- By Emily Webster
- Published: September 10th, 2013
Students for Stewardship encourages on-campus recycling and endeavors to create a cleaner environment
“Reduce, reuse and recycle,” Dr. Karen Prior said. The Liberty University campus club Students for Stewardship is beginning a new emphasis on going green with the hopes of educating students on the biblical mandate behind recycling.
An updated version of the Liberty club Care for Creation, Students for Stewardship wants Liberty students to become better stewards of creation, according to Robert Morris, president of Students for Stewardship. Morris said that the club will be focusing on three fundamental areas: advocacy on campus, sustainability with utilities and recycling.
“It’s a slow process because, unfortunately, with things like the environment on a campus like Liberty, where these conservative ideals are so prominent, you find that if you stick up a poster that just says please recycle, their mind-set, their framework, is kind of like … tunnel vision, and (they) say, ‘Not interested,’” Morris said. “But if you’re able to talk with people, you’re able to broaden their horizons a little bit.”
According to Morris, who grew up in South Africa, he is very aware of and concerned for the environment. Growing up in South Africa meant limited water usage, gasoline and electricity.
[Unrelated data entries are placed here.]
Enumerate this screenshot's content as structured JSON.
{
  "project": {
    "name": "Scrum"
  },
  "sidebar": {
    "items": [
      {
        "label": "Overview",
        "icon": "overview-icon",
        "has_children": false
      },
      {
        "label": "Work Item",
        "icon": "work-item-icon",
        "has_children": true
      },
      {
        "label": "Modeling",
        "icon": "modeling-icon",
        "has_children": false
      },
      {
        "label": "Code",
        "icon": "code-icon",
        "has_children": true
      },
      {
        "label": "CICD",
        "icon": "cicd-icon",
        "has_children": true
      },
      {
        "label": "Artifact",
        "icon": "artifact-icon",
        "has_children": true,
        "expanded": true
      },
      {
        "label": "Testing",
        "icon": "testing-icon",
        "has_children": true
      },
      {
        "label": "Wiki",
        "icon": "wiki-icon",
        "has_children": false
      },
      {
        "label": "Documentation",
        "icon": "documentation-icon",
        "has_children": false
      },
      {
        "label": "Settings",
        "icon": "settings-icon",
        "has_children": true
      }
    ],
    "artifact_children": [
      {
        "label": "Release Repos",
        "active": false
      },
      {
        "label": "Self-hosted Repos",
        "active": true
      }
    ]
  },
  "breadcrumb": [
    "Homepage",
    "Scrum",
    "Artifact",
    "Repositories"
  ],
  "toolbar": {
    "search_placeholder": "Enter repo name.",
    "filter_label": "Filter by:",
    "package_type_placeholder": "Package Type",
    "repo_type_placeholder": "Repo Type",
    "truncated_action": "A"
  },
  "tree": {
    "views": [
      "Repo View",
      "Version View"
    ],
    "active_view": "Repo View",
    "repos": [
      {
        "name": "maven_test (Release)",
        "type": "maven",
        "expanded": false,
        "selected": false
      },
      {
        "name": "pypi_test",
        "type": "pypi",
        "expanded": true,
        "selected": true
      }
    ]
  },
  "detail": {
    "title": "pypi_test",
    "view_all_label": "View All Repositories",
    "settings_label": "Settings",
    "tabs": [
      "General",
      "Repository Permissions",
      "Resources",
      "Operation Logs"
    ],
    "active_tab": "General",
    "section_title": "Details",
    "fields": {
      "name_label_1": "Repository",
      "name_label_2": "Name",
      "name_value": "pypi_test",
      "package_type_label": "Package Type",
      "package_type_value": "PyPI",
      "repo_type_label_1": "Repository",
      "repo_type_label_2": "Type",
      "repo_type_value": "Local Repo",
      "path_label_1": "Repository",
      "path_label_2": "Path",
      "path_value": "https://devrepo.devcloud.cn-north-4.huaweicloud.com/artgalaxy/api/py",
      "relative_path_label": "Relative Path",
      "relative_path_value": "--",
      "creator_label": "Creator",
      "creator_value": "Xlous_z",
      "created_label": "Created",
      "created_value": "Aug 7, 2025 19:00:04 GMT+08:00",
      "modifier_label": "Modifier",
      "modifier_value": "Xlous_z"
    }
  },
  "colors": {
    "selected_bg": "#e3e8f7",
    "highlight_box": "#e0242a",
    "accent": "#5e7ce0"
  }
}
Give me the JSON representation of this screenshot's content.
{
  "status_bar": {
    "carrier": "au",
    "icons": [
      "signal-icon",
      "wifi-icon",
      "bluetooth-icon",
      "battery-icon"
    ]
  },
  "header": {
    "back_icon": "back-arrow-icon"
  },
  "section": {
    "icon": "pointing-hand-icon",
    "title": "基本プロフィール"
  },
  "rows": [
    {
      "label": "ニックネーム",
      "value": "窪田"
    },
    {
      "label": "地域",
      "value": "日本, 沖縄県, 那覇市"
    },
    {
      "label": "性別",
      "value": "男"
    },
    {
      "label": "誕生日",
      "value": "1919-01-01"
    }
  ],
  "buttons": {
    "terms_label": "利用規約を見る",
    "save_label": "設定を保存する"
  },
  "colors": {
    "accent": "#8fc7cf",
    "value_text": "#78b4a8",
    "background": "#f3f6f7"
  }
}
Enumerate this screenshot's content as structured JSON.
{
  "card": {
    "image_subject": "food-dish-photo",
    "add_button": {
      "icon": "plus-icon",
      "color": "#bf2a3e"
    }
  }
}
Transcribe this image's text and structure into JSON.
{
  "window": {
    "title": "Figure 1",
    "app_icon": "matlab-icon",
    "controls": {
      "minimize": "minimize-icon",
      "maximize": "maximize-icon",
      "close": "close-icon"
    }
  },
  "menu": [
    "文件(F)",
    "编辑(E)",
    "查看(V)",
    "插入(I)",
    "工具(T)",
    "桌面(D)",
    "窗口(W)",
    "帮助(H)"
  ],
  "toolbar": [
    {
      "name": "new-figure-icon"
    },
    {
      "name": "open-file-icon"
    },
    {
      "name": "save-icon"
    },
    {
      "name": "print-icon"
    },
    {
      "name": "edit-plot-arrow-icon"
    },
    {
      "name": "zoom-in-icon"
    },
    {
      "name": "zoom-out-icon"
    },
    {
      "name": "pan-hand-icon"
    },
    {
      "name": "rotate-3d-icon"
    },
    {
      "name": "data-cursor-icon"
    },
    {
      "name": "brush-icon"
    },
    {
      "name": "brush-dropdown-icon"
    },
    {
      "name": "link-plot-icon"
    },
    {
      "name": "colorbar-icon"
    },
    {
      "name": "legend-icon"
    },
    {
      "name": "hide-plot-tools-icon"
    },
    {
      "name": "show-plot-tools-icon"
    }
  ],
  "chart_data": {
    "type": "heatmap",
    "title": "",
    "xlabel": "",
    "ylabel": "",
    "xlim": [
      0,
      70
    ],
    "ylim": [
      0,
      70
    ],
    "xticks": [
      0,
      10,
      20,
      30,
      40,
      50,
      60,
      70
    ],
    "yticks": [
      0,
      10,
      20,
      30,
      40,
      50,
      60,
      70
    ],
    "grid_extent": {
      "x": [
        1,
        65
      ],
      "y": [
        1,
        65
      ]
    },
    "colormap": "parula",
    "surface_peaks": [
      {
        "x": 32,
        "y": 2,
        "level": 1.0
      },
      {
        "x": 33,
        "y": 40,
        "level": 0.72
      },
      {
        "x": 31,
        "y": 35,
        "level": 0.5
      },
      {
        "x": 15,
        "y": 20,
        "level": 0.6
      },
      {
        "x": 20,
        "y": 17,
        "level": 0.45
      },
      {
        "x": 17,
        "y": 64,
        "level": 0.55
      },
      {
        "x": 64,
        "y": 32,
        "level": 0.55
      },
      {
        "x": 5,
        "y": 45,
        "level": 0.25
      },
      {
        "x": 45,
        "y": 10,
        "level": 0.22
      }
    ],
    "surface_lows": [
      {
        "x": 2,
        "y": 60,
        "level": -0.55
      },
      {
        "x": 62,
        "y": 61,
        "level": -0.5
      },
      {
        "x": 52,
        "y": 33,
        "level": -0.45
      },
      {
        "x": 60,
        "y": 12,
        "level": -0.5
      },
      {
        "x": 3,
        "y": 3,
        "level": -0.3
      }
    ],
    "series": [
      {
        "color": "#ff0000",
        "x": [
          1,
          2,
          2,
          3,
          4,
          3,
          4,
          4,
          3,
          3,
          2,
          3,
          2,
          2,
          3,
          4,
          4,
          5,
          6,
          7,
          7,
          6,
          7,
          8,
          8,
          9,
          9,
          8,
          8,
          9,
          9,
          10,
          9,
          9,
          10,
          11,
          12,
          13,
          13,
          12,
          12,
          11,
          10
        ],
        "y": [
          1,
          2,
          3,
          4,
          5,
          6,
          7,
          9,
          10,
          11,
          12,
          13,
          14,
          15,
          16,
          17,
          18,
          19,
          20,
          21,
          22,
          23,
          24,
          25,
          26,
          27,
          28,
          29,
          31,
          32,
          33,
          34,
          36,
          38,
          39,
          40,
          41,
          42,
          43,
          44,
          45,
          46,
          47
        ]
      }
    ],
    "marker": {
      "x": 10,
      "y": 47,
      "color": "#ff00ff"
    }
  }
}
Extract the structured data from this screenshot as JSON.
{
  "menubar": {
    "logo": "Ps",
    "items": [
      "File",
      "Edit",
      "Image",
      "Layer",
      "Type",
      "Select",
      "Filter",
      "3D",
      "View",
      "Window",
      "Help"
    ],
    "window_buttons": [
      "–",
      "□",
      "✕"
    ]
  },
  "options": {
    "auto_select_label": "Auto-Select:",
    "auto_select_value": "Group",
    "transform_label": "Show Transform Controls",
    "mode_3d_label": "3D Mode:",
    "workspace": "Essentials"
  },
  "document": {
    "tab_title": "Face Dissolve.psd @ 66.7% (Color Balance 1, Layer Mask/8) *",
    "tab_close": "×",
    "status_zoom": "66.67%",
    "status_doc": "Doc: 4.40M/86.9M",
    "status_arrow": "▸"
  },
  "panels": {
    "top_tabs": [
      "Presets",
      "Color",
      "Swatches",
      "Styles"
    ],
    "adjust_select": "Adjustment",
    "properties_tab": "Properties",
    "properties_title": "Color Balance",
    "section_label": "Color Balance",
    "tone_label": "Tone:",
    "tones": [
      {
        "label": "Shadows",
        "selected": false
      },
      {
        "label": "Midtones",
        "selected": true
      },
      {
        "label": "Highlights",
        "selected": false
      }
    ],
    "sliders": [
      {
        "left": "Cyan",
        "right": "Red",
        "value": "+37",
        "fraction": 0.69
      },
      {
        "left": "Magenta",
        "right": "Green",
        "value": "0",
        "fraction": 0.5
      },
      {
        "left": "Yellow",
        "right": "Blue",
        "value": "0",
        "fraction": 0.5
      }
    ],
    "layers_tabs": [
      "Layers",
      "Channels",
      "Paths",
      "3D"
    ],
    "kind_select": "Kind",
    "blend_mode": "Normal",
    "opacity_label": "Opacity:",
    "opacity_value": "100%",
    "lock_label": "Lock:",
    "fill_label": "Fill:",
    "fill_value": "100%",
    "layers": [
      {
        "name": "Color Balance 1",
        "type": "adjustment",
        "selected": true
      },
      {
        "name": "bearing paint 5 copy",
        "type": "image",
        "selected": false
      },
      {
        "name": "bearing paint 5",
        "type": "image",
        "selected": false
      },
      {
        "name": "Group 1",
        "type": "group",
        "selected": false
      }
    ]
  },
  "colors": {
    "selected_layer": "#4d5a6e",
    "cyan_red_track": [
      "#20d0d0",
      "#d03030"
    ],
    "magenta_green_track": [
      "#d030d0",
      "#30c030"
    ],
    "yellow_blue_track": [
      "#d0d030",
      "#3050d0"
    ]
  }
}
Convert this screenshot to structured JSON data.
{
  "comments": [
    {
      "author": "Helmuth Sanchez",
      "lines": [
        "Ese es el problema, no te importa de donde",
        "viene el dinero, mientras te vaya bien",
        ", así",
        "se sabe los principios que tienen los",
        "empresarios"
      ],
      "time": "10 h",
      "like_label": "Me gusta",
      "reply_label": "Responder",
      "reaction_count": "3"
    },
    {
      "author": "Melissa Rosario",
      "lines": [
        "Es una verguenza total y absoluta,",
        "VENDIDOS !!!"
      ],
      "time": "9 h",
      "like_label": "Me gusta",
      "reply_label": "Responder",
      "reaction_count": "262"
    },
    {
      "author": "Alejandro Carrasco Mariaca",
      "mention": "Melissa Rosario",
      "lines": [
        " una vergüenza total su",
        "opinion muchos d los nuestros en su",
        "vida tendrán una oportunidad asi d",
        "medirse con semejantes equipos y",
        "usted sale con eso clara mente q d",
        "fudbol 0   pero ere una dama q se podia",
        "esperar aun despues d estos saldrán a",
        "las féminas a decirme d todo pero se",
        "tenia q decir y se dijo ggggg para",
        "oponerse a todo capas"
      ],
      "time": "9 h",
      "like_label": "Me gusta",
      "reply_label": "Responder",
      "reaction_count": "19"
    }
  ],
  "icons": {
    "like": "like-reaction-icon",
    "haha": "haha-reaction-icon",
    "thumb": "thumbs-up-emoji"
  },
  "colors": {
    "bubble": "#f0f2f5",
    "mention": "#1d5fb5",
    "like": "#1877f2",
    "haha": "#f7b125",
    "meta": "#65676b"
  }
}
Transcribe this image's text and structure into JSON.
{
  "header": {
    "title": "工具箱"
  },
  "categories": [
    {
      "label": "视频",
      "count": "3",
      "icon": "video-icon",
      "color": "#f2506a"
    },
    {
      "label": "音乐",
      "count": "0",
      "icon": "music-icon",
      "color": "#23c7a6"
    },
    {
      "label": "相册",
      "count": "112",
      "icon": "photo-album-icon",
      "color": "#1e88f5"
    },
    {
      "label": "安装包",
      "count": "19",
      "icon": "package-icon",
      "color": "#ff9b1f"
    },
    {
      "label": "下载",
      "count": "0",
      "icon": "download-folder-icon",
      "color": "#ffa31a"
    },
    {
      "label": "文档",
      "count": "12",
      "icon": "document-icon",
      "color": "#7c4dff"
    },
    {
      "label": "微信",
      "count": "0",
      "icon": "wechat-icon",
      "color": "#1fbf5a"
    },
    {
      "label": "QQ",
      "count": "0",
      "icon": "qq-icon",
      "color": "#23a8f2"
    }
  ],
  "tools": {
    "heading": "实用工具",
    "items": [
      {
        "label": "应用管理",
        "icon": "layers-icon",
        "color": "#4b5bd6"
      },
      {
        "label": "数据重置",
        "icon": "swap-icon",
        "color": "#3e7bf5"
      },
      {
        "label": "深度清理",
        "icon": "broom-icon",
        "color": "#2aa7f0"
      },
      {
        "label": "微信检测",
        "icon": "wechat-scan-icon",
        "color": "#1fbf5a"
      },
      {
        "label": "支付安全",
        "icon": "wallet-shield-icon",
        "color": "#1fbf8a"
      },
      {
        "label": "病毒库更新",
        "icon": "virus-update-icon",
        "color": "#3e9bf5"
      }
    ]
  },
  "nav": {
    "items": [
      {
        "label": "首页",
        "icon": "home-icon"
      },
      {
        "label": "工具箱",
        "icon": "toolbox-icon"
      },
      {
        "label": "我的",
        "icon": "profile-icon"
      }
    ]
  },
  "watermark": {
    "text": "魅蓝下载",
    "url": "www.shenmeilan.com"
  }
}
Once he came to the United States, Morris said he noticed an abundance of waste and inefficient use of resources.
“Growing up in a society like South Africa where those things are very limited, (the people) were very, very focused on trying to make (resources) last as long as (they) could,” Morris said. “We recycled everything — glass, cardboard, plastic, pens, pencils. Anything that had value up to the point of us not needing it anymore was given on to something else that could create value from it.”
Morris said he wants Liberty to be setting the standard for good stewardship through recycling, and he believes the university is taking more of an interest in this through the hiring of Morgan Muszall as recycling coordinator for Liberty Field Operations.
“With the recycling position Morgan has, it’s great to have her as a connection between our organization on campus and her as a facilitator that can have the right connections for the program,” Morris said. “(I)t’s showing that (Liberty is) engaging in the issues of today, which, as a leading Christian university, Liberty has the opportunity to lead in this again. This is not something we should be playing catch up on. This is something we should be setting the standard for. And we’re not at that point yet, but it is something we can set the standard for in the future.”
Muszall, who graduated from Liberty in 2012 with a public relations degree, said she has already started working on getting the attention of students in order to encourage them to recycle. According to Muszall, a pilot plan is underway.
“It’s mostly in dorms on the hill and dorms 25 through 28,” Muszall said. “They’re going to have bins in … the stairwells. We’re going to measure them and see how much halls recycle each week. They’re hoping to have an incentive like a pizza party.”
Attaining positive responses from students is one of the most difficult challenges, according to Muszall. She said that she hopes Students for Stewardship is able to create awareness in students.
“I hope people are educated on how this affects them,” Muszall said.(I)n Genesis, God told Adam … to rule over the earth, and that’s part of being healthy. Recycling is not just something that makes money for the university, but it’s also a benefit to (students) and their health.”
Prior, English professor and club adviser for Students for Stewardship, also tied stewardship back to the Bible.
“The concept of biblical stewardship is not just about obedience, but it’s also about being blessed through obedience,” Prior said. “So, not only are we to take care of God’s creation, but doing so reaps rewards, too.”
Prior said that one of the goals of the club is to change the way people think about throwing things away when they could be recycled.
“Recycling saves the university money, (and) it teaches responsibility,” Prior said. “It teaches students, faculty and staff to be less wasteful, and these are civic and biblical principles that I think really deserve more emphasis … (I)t’s being a good steward of the materials and the earth, but also a good steward of Liberty’s resources, which means it’s being a good steward of tuition dollars and students’ loans and